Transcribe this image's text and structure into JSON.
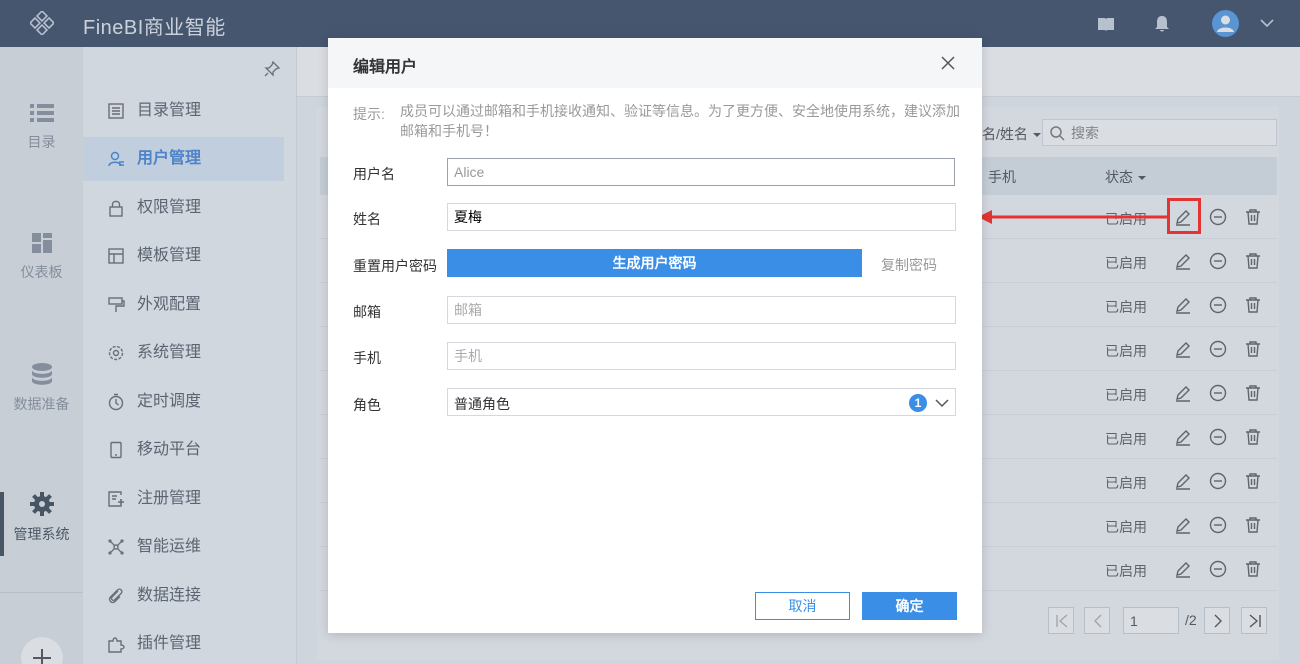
{
  "app": {
    "title": "FineBI商业智能"
  },
  "rail": {
    "items": [
      {
        "label": "目录",
        "icon": "list-icon"
      },
      {
        "label": "仪表板",
        "icon": "dashboard-icon"
      },
      {
        "label": "数据准备",
        "icon": "database-icon"
      },
      {
        "label": "管理系统",
        "icon": "gear-icon"
      }
    ],
    "active": "管理系统"
  },
  "nav": {
    "items": [
      {
        "label": "目录管理",
        "icon": "catalog-icon"
      },
      {
        "label": "用户管理",
        "icon": "user-icon"
      },
      {
        "label": "权限管理",
        "icon": "lock-icon"
      },
      {
        "label": "模板管理",
        "icon": "template-icon"
      },
      {
        "label": "外观配置",
        "icon": "brush-icon"
      },
      {
        "label": "系统管理",
        "icon": "settings-icon"
      },
      {
        "label": "定时调度",
        "icon": "timer-icon"
      },
      {
        "label": "移动平台",
        "icon": "mobile-icon"
      },
      {
        "label": "注册管理",
        "icon": "register-icon"
      },
      {
        "label": "智能运维",
        "icon": "ops-icon"
      },
      {
        "label": "数据连接",
        "icon": "link-icon"
      },
      {
        "label": "插件管理",
        "icon": "plugin-icon"
      }
    ],
    "active": "用户管理"
  },
  "table": {
    "filter_label": "名/姓名",
    "search_placeholder": "搜索",
    "headers": {
      "phone": "手机",
      "status": "状态"
    },
    "rows": [
      "已启用",
      "已启用",
      "已启用",
      "已启用",
      "已启用",
      "已启用",
      "已启用",
      "已启用",
      "已启用"
    ]
  },
  "pagination": {
    "current": "1",
    "total": "/2"
  },
  "modal": {
    "title": "编辑用户",
    "hint_label": "提示:",
    "hint_text": "成员可以通过邮箱和手机接收通知、验证等信息。为了更方便、安全地使用系统，建议添加邮箱和手机号！",
    "username": {
      "label": "用户名",
      "value": "Alice"
    },
    "name": {
      "label": "姓名",
      "value": "夏梅"
    },
    "password": {
      "label": "重置用户密码",
      "generate_label": "生成用户密码",
      "copy_label": "复制密码"
    },
    "email": {
      "label": "邮箱",
      "placeholder": "邮箱"
    },
    "phone": {
      "label": "手机",
      "placeholder": "手机"
    },
    "role": {
      "label": "角色",
      "value": "普通角色",
      "count": "1"
    },
    "cancel_label": "取消",
    "ok_label": "确定"
  },
  "colors": {
    "accent": "#3a8ee6",
    "topbar": "#1c2e4d",
    "annotation": "#e23434"
  }
}
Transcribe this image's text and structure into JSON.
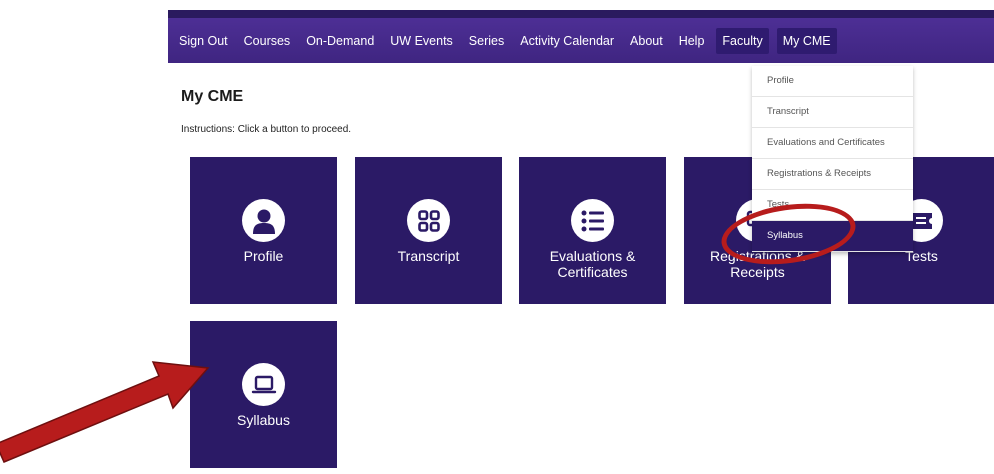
{
  "navbar": {
    "items": [
      {
        "label": "Sign Out"
      },
      {
        "label": "Courses"
      },
      {
        "label": "On-Demand"
      },
      {
        "label": "UW Events"
      },
      {
        "label": "Series"
      },
      {
        "label": "Activity Calendar"
      },
      {
        "label": "About"
      },
      {
        "label": "Help"
      },
      {
        "label": "Faculty"
      },
      {
        "label": "My CME"
      }
    ]
  },
  "page": {
    "title": "My CME",
    "instructions": "Instructions: Click a button to proceed."
  },
  "tiles": [
    {
      "label": "Profile",
      "icon": "person-icon"
    },
    {
      "label": "Transcript",
      "icon": "grid-icon"
    },
    {
      "label_line1": "Evaluations &",
      "label_line2": "Certificates",
      "icon": "list-icon"
    },
    {
      "label_line1": "Registrations &",
      "label_line2": "Receipts",
      "icon": "monitor-icon"
    },
    {
      "label": "Tests",
      "icon": "ticket-icon"
    },
    {
      "label": "Syllabus",
      "icon": "laptop-icon"
    }
  ],
  "dropdown": {
    "items": [
      {
        "label": "Profile"
      },
      {
        "label": "Transcript"
      },
      {
        "label": "Evaluations and Certificates"
      },
      {
        "label": "Registrations & Receipts"
      },
      {
        "label": "Tests"
      },
      {
        "label": "Syllabus",
        "active": true
      }
    ]
  },
  "colors": {
    "nav_bg": "#4d2f95",
    "tile_bg": "#2b1a66",
    "annotation_red": "#b71c1c"
  }
}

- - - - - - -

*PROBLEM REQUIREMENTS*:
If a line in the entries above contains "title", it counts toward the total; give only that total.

*WRITTEN RESPONSE*:
3